Remember that wordless scene at the end of Steven Soderbergh’s thriller, Contagion? The setting was a remote jungle, and the only actors on screen were two animals: a bat and a pig. In the chain of disease transmission, humans are only one or two links away from contracting seemingly distant zoonotic (from animals) viruses. Due to the growing incidence of droughts, wildfires, and deforestation, it’s quite easy for suburban residents to become neighbors with animals that carry diseases we don’t know much about, and certainly don’t want.
I spent a good portion of my career working in biosurveillence. One disease I especially loved chasing was H5N1 Avian Influenza (AI), aka “Bird Flu.”
AI has made its appearance in global news recently after scientists in China identified an influenza strain with “pandemic potential.” This should ring a bell since the disease of interest – H7N9 – caused panic back in February of 2013 after 133 people became severely ill with this particular strain. Well it’s reemerged and so far 571 confirmed cases have been reported with 212 related deaths. It is important to note that 99% of those cases occurred in China, Hong Kong, and Taiwan.
Nature published this study and stated that H7N9 should be considered a “major candidate to emerge as a pandemic strain in humans.” This conclusion sounds terrifying, but I would caution you not to think that the next Great Plague is upon us. The virus appears to be mutating frequently (not uncommon), and some genetic changes can increase a virus’ potential to reach pandemic proportions. However, it’s pretty premature to make that sort of conclusion about what’s happening with H7N9. To date, H7N9 only is spreading in live-poultry markets and slaughterhouses in East Asia.
Allow me to break this down a bit. H7N9 first emerged in birds before spreading to humans – much like H5N1 and the infamous 2009 H1N1 “swine” flu. As I mentioned above, we’re only 2 degrees of separation away from a number of animal-borne diseases. Influenza viruses are made up of two components: hemagglutinin (H) and neurominidase (N). Hemagglutinin allows the flu particles to attach to the cell membrane and neurominidase enzymes makes sure the virus doesn’t get stuck on its way out. There are 18 types of hemagglutinin and 11 types of neurominidase and ALL of them have been detected in birds. Through sequencing, the researchers were able to determine that today’s outbreak is linked to the 2013 virus – which means it’s growing in diversity.
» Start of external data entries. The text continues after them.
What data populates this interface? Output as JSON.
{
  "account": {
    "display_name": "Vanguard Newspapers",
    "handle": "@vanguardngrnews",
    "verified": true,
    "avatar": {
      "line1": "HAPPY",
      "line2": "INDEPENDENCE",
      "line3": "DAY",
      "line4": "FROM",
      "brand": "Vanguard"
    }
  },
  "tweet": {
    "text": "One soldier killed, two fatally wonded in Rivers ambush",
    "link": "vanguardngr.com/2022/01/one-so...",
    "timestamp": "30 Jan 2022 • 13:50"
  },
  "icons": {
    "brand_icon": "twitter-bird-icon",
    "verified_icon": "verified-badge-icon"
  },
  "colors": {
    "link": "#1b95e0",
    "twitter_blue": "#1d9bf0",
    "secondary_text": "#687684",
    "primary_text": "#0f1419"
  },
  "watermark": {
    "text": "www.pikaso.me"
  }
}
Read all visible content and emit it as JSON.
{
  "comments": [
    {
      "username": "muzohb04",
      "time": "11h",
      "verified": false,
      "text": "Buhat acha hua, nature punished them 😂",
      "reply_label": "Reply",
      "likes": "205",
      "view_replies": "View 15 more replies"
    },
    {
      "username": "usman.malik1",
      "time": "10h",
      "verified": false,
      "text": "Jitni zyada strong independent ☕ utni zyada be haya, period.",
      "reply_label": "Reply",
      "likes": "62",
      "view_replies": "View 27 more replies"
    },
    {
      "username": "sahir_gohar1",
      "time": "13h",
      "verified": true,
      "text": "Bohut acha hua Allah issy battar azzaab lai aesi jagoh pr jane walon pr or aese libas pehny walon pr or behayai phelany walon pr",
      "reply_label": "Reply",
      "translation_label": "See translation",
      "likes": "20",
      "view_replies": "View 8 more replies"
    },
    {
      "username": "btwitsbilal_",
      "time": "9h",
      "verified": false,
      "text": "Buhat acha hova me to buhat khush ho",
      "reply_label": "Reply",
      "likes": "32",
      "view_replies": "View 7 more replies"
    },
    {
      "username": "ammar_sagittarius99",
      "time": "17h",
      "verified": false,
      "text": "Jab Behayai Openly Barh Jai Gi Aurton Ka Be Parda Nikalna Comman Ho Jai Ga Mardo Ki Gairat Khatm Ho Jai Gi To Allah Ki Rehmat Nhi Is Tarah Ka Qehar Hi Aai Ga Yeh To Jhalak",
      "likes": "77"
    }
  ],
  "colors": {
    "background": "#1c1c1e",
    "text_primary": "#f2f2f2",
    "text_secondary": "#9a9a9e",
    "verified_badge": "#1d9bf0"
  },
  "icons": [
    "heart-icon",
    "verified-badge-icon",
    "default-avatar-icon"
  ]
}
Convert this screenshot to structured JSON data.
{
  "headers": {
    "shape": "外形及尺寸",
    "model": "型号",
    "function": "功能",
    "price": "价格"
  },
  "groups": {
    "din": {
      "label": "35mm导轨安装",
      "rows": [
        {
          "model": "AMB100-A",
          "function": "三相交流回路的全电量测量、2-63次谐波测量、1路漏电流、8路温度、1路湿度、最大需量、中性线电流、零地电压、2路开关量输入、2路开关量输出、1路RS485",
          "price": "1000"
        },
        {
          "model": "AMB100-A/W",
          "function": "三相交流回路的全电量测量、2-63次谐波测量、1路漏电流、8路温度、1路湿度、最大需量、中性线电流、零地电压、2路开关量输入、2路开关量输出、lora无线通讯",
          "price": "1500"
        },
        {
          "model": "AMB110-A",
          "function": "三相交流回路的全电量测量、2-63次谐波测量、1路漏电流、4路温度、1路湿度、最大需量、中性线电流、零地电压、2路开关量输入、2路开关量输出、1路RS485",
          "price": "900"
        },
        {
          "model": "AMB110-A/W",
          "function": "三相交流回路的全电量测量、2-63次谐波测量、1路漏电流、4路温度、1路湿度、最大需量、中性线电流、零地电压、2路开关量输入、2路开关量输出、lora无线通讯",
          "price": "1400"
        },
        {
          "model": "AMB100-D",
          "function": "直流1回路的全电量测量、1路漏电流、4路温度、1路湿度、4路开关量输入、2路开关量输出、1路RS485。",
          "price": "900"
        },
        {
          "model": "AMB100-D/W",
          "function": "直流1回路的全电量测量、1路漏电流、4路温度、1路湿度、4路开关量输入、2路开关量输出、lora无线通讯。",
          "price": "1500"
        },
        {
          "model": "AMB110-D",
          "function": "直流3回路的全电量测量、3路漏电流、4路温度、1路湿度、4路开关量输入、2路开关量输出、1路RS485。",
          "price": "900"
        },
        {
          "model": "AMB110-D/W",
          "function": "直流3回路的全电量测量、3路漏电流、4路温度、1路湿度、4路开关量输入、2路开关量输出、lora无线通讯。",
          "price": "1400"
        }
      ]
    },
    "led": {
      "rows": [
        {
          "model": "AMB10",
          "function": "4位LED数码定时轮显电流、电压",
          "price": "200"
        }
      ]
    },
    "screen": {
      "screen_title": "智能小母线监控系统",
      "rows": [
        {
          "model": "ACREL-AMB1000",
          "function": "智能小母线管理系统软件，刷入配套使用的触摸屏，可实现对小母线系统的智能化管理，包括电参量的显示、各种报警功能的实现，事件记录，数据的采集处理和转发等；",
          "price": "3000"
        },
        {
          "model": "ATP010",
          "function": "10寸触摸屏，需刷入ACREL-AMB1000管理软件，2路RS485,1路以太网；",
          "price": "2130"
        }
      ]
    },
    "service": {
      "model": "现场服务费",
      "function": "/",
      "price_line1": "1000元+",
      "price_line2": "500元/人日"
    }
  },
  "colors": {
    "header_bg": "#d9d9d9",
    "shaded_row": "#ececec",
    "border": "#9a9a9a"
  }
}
The real concern will happen IF there is significant viral mutations causing the disease to skip a step on the disease chain and become spreadable from person-to-person. This has happened before (in 2009 with H1N1) but not always. Take for instance, H5N1. To date, infection has only occurred with direct contact with infected poultry.
All that to say, there’s a race in the infectious disease community and the finish line is identifying the next big pandemic. For decades, scientists have scoured books, medical journals, and remote corners of the world (and now the internet) for indicators and warnings of a newly emerging public health threat. I can promise you that I’m following this closely, and you readers will be the first to know should anything become a serious threat.
For now, just get your seasonal flu shots.
Tsan-Yuk Lam, T. Zhou, B. Wang et al. Letter: Dissemination, divergence and establishment of H7N9 Influenza Viruses in China. Nature. Published online March 11, 2015. Retrieved March 22, 2015.
rld Health Organization. WHO Risk Assessment: Human Infections with Avian Influenza A(H7N9). Published February 28, 2014. Retrieved March 22, 2015.
World Health Organization. WHO Risk Assessment: Human Infections with Avian Influenza A(H7N9) virus. 23 February, 2015. March 22, 2015.